Organization Behaviour Business organization:- Hierarchical and Bureaucratic High degree of harmony and cooperation Key focus on quality Information oriented Seniority system:- Based on factors like age, sex, family name, occupation, physical features and birthplace Titles are extremely important - signifies prestige and respect Hierarchy legitimates the use of power
Continued Decision making:- Centralized ‘Ringi’ system – all members involved in the process Often slow – unwillingness to take risk and avoids on the spot decision making Long term perspective Other aspects:- Punctuality- always be on time Indirectness critical in communication and avoid conflicts Private people and uncomfortable with physical contact Japanese less pressured by deadlines, slowdown as complications develop – threatened by stressful situations.

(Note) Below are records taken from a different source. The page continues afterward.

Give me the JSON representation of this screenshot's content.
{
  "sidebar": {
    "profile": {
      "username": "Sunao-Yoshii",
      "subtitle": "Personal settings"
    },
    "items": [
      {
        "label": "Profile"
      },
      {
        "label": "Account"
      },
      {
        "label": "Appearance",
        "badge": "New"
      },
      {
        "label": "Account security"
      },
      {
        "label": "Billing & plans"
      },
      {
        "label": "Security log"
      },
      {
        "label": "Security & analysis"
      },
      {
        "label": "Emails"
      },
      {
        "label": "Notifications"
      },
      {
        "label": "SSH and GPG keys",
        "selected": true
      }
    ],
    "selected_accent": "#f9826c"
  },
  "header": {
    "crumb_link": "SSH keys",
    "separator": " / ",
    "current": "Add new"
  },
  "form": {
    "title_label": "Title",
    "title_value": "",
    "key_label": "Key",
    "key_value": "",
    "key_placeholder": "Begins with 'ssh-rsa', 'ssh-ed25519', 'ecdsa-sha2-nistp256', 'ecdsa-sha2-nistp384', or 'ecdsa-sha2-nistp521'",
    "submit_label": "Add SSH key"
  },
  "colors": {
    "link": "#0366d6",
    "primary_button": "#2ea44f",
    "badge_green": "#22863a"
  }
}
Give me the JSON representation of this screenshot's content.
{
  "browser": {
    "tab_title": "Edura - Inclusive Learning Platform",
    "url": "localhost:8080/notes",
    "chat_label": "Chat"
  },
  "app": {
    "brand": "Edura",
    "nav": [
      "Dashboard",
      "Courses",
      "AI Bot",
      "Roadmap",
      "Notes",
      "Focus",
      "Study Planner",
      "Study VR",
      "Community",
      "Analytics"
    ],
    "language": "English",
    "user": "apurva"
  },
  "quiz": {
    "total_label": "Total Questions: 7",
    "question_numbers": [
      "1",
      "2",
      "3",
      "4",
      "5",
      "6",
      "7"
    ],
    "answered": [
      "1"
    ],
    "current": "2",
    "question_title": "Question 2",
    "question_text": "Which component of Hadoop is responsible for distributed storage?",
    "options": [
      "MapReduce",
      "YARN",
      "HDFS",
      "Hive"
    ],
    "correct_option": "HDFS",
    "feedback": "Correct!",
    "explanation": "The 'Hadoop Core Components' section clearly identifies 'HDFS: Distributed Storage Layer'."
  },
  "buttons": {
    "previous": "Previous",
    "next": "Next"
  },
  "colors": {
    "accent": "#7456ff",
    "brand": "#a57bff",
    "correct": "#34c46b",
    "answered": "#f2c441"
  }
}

Continued Information exchange:- Wait for counterpart’s signal before starting negotiation Japanese are information oriented - offer detailed explanations before making actual proposal Ensure to discuss long term generalized goals Use informal channel of communication to get the true feeling of the Japanese Concession and agreement:- Make the first proposal and receive counter proposal – focus on reciprocity Japanese examine all issues simultaneously in a more holistic approach Concessions are made only near the end of the talks and usually all at once – basic goal of long term mutual benefit Customary to give the buyer a discount (called sabitsu) when agreement is reached - to demonstrate friendship and sincerity
Hofstede Masculinity is the highest characteristic. Individualism is the lowest ranking factor. Uncertainty Avoidance is ranked high Japan is a more collectivist culture that avoids risks and shows little value for personal freedom.
India vs. Japan
Continued Similarities :- Both Indians and Japanese give much importance to family.
Big Five FActor Extraversion:- High Neuroticism:- Low Agreeableness:- High Openness to experience:- Moderate Conscientiousness:- Moderate